Baghdad: More than 100 injured in clashes as protesters storm Iraqi parliament

Crowds of angry protesters loyal to the powerful cleric Muqtada al-Sadr broke into the secure area where government buildings are located despite security forces using tear gas and water cannons to disperse them.

The demonstrators then stormed the parliament, according to the Iraqi news agency State News (INA). Videos circulating on social media appeared to show people waving the Iraqi flag passing security through the gates of parliament.

At least 125 people were injured, including 100 civilians and 25 military personnel, according to the country’s health ministry.

The United Nations Assistance Mission for Iraq (UNAMI) has described the recent escalation in tensions as “deeply concerning”.

“Voices of reason and wisdom are essential to prevent further violence. All actors are encouraged to de-escalate in the interest of all Iraqis,” UNAMI said in a tweet.

Outgoing Prime Minister Mustafa Al-Kadhimi, who is currently commander-in-chief of the armed forces, called for peace and protesters “not to aggravate the situation”.

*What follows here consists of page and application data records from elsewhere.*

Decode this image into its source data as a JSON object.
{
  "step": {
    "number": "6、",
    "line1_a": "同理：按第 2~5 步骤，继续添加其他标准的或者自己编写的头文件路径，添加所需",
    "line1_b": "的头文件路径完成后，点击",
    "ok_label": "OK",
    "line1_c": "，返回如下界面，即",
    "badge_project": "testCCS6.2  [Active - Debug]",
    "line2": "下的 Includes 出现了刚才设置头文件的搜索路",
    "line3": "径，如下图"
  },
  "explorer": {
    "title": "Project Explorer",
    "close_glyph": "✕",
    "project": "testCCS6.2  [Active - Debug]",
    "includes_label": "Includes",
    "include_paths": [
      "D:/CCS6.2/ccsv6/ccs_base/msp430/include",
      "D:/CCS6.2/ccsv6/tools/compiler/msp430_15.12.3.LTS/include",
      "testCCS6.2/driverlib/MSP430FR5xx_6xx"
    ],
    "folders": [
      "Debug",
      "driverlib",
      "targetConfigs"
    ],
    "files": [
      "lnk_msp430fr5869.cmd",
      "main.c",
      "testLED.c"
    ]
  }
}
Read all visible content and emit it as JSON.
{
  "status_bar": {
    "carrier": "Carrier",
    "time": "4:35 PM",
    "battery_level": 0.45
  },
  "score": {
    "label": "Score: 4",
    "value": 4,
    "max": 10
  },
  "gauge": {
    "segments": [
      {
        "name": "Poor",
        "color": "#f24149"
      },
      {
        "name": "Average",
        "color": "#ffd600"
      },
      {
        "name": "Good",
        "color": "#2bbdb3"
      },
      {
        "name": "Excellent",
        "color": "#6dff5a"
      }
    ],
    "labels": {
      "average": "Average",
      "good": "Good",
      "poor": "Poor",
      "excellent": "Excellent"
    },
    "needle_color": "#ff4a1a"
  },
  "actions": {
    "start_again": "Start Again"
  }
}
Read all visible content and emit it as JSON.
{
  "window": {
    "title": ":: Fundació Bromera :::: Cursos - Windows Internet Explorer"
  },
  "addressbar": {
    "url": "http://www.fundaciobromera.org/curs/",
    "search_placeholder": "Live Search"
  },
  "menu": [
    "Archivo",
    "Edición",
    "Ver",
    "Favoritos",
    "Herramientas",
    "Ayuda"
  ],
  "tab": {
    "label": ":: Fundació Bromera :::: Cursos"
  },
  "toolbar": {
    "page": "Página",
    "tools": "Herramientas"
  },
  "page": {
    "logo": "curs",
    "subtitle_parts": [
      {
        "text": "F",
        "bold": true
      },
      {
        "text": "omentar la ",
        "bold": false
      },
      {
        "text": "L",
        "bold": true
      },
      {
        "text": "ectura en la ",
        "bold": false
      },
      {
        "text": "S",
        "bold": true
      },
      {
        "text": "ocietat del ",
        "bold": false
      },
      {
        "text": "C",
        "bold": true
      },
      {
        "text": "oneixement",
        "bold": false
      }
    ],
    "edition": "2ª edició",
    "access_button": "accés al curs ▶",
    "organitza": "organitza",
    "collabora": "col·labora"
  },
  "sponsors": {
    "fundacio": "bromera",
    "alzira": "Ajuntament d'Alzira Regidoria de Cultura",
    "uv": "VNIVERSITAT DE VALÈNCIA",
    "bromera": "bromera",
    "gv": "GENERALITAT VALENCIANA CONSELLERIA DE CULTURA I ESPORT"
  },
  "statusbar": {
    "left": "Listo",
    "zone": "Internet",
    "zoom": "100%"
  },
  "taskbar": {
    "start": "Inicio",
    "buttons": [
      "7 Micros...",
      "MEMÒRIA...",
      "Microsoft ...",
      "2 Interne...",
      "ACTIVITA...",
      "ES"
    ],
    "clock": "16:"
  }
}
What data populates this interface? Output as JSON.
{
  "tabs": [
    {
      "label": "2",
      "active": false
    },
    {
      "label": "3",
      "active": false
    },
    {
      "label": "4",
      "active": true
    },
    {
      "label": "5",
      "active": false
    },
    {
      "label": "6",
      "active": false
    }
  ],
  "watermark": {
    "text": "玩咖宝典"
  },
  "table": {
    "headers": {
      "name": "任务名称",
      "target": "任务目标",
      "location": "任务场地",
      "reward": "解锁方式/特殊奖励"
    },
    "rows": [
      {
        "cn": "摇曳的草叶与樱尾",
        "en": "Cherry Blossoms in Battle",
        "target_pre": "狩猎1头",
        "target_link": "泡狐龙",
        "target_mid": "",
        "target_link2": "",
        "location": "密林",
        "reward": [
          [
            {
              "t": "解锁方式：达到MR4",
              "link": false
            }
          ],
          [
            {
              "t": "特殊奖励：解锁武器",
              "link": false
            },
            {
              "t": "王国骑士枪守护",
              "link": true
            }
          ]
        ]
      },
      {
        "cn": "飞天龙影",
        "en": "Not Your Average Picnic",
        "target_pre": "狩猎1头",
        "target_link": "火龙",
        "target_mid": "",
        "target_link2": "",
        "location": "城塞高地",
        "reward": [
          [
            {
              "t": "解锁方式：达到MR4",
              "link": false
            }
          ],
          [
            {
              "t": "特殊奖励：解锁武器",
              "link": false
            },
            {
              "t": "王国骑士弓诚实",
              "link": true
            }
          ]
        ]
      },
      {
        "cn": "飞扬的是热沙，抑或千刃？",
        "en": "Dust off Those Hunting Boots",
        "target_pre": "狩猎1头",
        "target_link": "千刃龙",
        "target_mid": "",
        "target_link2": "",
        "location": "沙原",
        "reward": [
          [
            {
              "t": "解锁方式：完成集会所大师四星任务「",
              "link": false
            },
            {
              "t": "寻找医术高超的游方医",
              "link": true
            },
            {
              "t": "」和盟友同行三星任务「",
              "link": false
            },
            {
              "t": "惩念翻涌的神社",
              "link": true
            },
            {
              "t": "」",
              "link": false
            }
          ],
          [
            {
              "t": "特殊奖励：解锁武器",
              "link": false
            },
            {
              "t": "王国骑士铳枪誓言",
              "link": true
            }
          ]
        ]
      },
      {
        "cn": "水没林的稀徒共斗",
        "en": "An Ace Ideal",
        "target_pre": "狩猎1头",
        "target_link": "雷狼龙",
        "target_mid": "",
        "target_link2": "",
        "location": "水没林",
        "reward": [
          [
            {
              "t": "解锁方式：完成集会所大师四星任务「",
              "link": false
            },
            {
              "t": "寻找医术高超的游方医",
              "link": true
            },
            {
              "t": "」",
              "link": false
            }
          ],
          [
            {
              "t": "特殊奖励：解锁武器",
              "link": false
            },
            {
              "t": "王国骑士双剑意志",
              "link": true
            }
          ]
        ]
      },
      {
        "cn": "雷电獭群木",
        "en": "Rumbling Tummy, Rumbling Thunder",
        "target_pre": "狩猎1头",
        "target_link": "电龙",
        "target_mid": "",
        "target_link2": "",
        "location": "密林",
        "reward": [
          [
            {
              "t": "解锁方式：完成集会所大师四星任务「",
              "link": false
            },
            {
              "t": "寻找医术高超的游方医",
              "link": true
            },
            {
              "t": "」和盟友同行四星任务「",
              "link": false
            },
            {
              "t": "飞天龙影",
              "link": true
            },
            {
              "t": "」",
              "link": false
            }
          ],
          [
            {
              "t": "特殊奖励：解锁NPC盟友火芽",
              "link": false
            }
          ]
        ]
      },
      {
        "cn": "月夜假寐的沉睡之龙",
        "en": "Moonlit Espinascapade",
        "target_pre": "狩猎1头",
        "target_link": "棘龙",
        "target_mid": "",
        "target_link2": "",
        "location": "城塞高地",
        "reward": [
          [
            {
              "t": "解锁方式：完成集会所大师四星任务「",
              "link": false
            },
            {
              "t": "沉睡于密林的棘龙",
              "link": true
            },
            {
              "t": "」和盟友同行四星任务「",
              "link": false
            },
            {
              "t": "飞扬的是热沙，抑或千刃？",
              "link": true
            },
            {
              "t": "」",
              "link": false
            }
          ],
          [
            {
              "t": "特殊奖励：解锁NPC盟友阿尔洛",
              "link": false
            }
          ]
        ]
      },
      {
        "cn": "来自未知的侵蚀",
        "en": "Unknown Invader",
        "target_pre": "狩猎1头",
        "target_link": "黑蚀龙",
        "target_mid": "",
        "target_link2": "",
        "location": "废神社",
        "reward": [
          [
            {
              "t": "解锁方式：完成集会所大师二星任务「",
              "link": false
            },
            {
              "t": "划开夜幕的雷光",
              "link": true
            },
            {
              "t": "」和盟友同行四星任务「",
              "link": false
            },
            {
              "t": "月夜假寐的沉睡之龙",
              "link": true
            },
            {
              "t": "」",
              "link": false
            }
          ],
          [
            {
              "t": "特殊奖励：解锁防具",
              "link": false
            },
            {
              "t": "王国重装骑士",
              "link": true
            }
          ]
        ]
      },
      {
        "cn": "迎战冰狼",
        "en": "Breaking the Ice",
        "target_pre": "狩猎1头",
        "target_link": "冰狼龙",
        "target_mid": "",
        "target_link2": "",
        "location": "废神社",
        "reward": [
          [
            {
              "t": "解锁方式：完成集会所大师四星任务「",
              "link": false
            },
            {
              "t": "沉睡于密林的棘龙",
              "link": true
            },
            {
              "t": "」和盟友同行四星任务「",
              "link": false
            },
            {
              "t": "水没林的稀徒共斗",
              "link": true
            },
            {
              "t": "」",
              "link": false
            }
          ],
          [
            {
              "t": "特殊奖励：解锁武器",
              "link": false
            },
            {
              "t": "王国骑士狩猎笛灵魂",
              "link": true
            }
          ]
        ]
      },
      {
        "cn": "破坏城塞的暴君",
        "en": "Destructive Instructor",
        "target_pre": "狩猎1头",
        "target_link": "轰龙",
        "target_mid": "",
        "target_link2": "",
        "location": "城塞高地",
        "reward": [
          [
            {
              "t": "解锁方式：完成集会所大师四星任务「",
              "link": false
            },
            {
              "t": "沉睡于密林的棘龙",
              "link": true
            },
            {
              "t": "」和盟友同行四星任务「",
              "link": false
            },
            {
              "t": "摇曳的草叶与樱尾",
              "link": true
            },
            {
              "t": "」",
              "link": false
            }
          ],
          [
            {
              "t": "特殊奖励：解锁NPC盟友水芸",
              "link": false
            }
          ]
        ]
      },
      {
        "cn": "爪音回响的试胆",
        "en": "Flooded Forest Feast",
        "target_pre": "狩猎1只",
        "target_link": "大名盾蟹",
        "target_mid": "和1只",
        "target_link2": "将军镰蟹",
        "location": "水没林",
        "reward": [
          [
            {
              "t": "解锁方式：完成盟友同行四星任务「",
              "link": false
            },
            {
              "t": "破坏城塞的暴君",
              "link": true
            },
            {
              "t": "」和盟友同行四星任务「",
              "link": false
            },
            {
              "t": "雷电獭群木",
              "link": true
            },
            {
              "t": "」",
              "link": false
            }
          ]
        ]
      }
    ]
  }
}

In a statement on Saturday, he called on protesters to comply with the orders of the security forces and stressed that the security forces “have a duty to protect official institutions and stressed the need to take all lawful measures to maintain peace. ‘order”.

The protests began after Mohammed Shiya al-Sudani was officially named leader of the country on Monday by the Coordination Framework, the largest Shiite alliance in Iraq’s parliament.

Protesters cheer after entering Iraq's parliament on Saturday.
Protesters, seen here on July 30, breached Baghdad's heavily fortified Green Zone for the second time this week.

His appointment follows the massive resignation of the al-Sadr parliamentary bloc, a group of more than 70 lawmakers that withdrew from the governing body last month in an apparent show of force after months of political deadlock. .

Iraq struggles to form a new government since the legislative elections in October; Sadr’s own attempts to form a government have already failed amid opposition from rival blocs.

“If the Sadrist bloc remains [in parliament] is an obstacle to the formation of government, then all lawmakers in the bloc are honorably prepared to resign from parliament,” Sadr said in a televised address in June.

The cleric, who positions himself against both Iran and the United States, is immensely popular. His bloc’s success in the October vote threatened to sideline Iran-aligned Shia blocs that have long dominated politics in the oil-rich country.

Iraqi protesters burst into parliament to denounce the appointment of the new prime minister

On Wednesday, al-Sadr told protesters outside parliament that their “message” had been received and that they should return home.

“A revolution of reform and rejection of injustice and corruption. Your message has been received. You have terrified the corrupt. Pray and go home safe,” he tweeted.

Prime Minister al-Kadhimi’s outgoing government also issued a statement calling on Sadrist protesters to “immediately withdraw from the green zone”, preserve public and private property and comply with instructions from security forces.

“Security forces will pledge to protect state institutions and international missions, and prevent any disruption of security and order,” al-Kadhimi added.

Aqeel Najim reported from Baghdad, Hamdi Alkhshali reported from Atlanta and Eyad Kourdi reported from Gaziantep. Obaida Nafaa in Dubai and Alex Stambaugh in Hong Kong contributed reporting. Ivana Kottasová wrote in London.

Leave a Comment